Public access to the internet

… The major debate today revolves around “universalization” of access. Why is universalization so important? Researchers like Ernest Wilson worry that, in the absence of universal access, the rapid diffusion of the Internet into the organizations, cultures, and societies of industrialized nations may widen the multidimensional gap separating them from developing nations, exacerbating an already significant moral and practical problem [6]. Larry Press believes that the Internet’s flexible, low-cost communication may lead to improved economic productivity, education, health care, entertainment, awareness of the world, and quality of life in developing nations and pockets of poverty within nations, thus reducing disparity [7]. There are a number of barriers to universal access. While in most of North America and Western Europe, Internet penetration is very high and very nearly every citizen who wants to access the Net can do so, in many parts of the developing world, and in particular Sub Saharan Africa, only a small percent of the population can have access, even if the bandwidth is abysmally low and the cost forms a substantial fraction of one’s income. The numbers of computers, telephones, etc. per thousand inhabitants and the bandwidth in most of these countries are very low compared to the advanced countries and they are unevenly distributed [8]. It is to overcome this “digital divide” developing countries are pleading for the setting up of a Digital Solidarity Fund [9].
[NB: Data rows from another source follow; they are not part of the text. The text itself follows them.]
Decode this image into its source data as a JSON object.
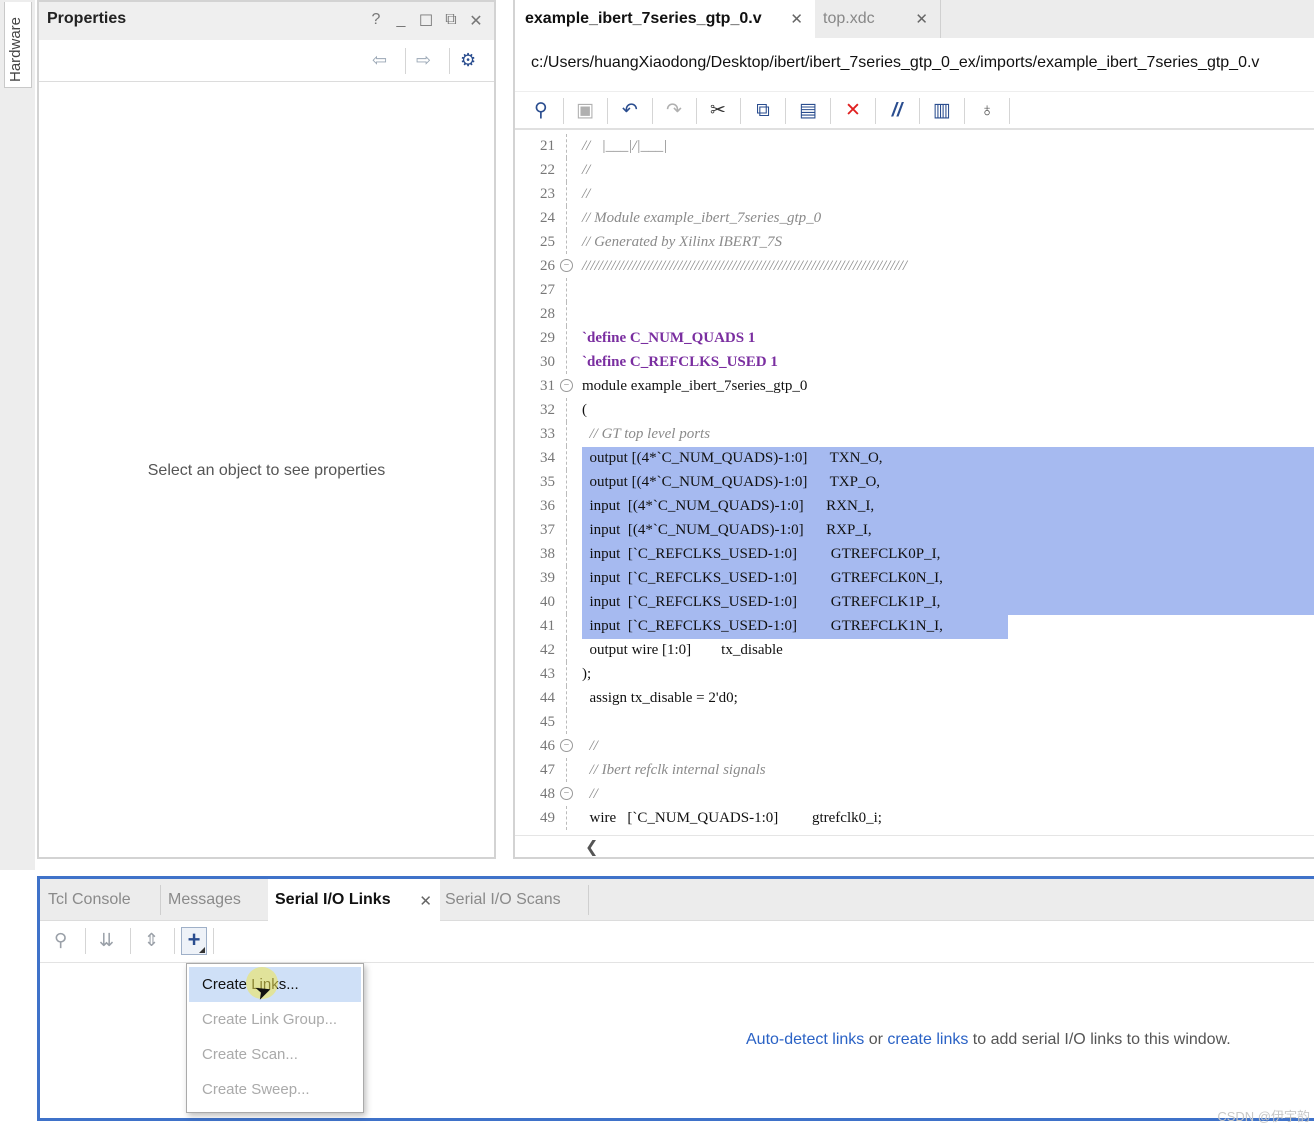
{
  "side_tab": {
    "label": "Hardware"
  },
  "properties": {
    "title": "Properties",
    "header_icons": [
      "help-icon",
      "minimize-icon",
      "maximize-icon",
      "float-icon",
      "close-icon"
    ],
    "empty_message": "Select an object to see properties"
  },
  "editor": {
    "tabs": [
      {
        "label": "example_ibert_7series_gtp_0.v",
        "active": true
      },
      {
        "label": "top.xdc",
        "active": false
      }
    ],
    "file_path": "c:/Users/huangXiaodong/Desktop/ibert/ibert_7series_gtp_0_ex/imports/example_ibert_7series_gtp_0.v",
    "toolbar_icons": [
      "search-icon",
      "save-icon",
      "undo-icon",
      "redo-icon",
      "cut-icon",
      "copy-icon",
      "paste-icon",
      "delete-icon",
      "comment-icon",
      "columns-icon",
      "bulb-icon"
    ],
    "highlight_color": "#a6baf0",
    "lines": [
      {
        "n": "21",
        "text": "//   |___|/|___|"
      },
      {
        "n": "22",
        "text": "//"
      },
      {
        "n": "23",
        "text": "//"
      },
      {
        "n": "24",
        "text": "// Module example_ibert_7series_gtp_0"
      },
      {
        "n": "25",
        "text": "// Generated by Xilinx IBERT_7S"
      },
      {
        "n": "26",
        "text": "//////////////////////////////////////////////////////////////////////////////"
      },
      {
        "n": "27",
        "text": ""
      },
      {
        "n": "28",
        "text": ""
      },
      {
        "n": "29",
        "text": "`define C_NUM_QUADS 1"
      },
      {
        "n": "30",
        "text": "`define C_REFCLKS_USED 1"
      },
      {
        "n": "31",
        "text": "module example_ibert_7series_gtp_0"
      },
      {
        "n": "32",
        "text": "("
      },
      {
        "n": "33",
        "text": "  // GT top level ports"
      },
      {
        "n": "34",
        "text": "  output [(4*`C_NUM_QUADS)-1:0]      TXN_O,"
      },
      {
        "n": "35",
        "text": "  output [(4*`C_NUM_QUADS)-1:0]      TXP_O,"
      },
      {
        "n": "36",
        "text": "  input  [(4*`C_NUM_QUADS)-1:0]      RXN_I,"
      },
      {
        "n": "37",
        "text": "  input  [(4*`C_NUM_QUADS)-1:0]      RXP_I,"
      },
      {
        "n": "38",
        "text": "  input  [`C_REFCLKS_USED-1:0]         GTREFCLK0P_I,"
      },
      {
        "n": "39",
        "text": "  input  [`C_REFCLKS_USED-1:0]         GTREFCLK0N_I,"
      },
      {
        "n": "40",
        "text": "  input  [`C_REFCLKS_USED-1:0]         GTREFCLK1P_I,"
      },
      {
        "n": "41",
        "text": "  input  [`C_REFCLKS_USED-1:0]         GTREFCLK1N_I,"
      },
      {
        "n": "42",
        "text": "  output wire [1:0]        tx_disable"
      },
      {
        "n": "43",
        "text": ");"
      },
      {
        "n": "44",
        "text": "  assign tx_disable = 2'd0;"
      },
      {
        "n": "45",
        "text": ""
      },
      {
        "n": "46",
        "text": "  //"
      },
      {
        "n": "47",
        "text": "  // Ibert refclk internal signals"
      },
      {
        "n": "48",
        "text": "  //"
      },
      {
        "n": "49",
        "text": "  wire   [`C_NUM_QUADS-1:0]         gtrefclk0_i;"
      }
    ]
  },
  "bottom": {
    "tabs": [
      {
        "label": "Tcl Console",
        "active": false
      },
      {
        "label": "Messages",
        "active": false
      },
      {
        "label": "Serial I/O Links",
        "active": true
      },
      {
        "label": "Serial I/O Scans",
        "active": false
      }
    ],
    "toolbar_icons": [
      "search-icon",
      "collapse-all-icon",
      "expand-all-icon",
      "add-icon"
    ],
    "menu": [
      {
        "label": "Create Links...",
        "enabled": true
      },
      {
        "label": "Create Link Group...",
        "enabled": false
      },
      {
        "label": "Create Scan...",
        "enabled": false
      },
      {
        "label": "Create Sweep...",
        "enabled": false
      }
    ],
    "message": {
      "link1": "Auto-detect links",
      "mid": "or",
      "link2": "create links",
      "rest": "to add serial I/O links to this window."
    }
  },
  "watermark": "CSDN @伊宇韵"
}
In many developing countries, efforts are being made to overcome the digital divide or the lack of technology by setting up community owned telecentres which gather and provide the information needed by the local people …

read all the rest of this long presentation by Subbiah Arunachalam, India, on digital opportunity.


[6] Wilson, Ernest, Meeting the Challenges of Internet Inequality, OnTheInternet, Vol. 5, No. 6, November/December, 1999, pp. 26-30.

[7] Press, L., The Role of Networks in Developing Nations, Communications of the ACM, Vol. 39, No. 2, February 1996, pp. 23-29,;



Leave a Comment

You must be logged in to post a comment.